### [Data supplied]
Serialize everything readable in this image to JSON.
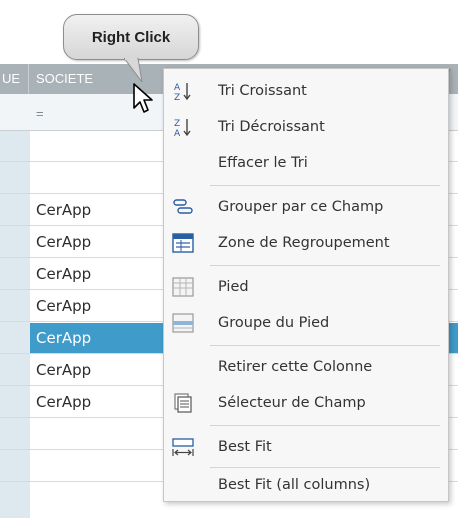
{
  "tooltip": {
    "text": "Right Click"
  },
  "grid": {
    "columns": [
      {
        "label": "UE"
      },
      {
        "label": "SOCIETE"
      }
    ],
    "filter_operator": "=",
    "rows": [
      {
        "value": ""
      },
      {
        "value": ""
      },
      {
        "value": "CerApp"
      },
      {
        "value": "CerApp"
      },
      {
        "value": "CerApp"
      },
      {
        "value": "CerApp"
      },
      {
        "value": "CerApp",
        "selected": true
      },
      {
        "value": "CerApp"
      },
      {
        "value": "CerApp"
      },
      {
        "value": ""
      },
      {
        "value": ""
      }
    ],
    "selection_color": "#3f9bc9",
    "header_color": "#a9b2b7"
  },
  "context_menu": {
    "items": [
      {
        "label": "Tri Croissant",
        "icon": "sort-ascending-icon"
      },
      {
        "label": "Tri Décroissant",
        "icon": "sort-descending-icon"
      },
      {
        "label": "Effacer le Tri",
        "icon": ""
      },
      {
        "label": "Grouper par ce Champ",
        "icon": "group-by-field-icon"
      },
      {
        "label": "Zone de Regroupement",
        "icon": "group-panel-icon"
      },
      {
        "label": "Pied",
        "icon": "footer-icon"
      },
      {
        "label": "Groupe du Pied",
        "icon": "group-footer-icon"
      },
      {
        "label": "Retirer cette Colonne",
        "icon": ""
      },
      {
        "label": "Sélecteur de Champ",
        "icon": "field-chooser-icon"
      },
      {
        "label": "Best Fit",
        "icon": "best-fit-icon"
      },
      {
        "label": "Best Fit (all columns)",
        "icon": ""
      }
    ]
  }
}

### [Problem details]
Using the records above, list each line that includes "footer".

### [Finished exercise]
        "icon": "footer-icon"
        "icon": "group-footer-icon"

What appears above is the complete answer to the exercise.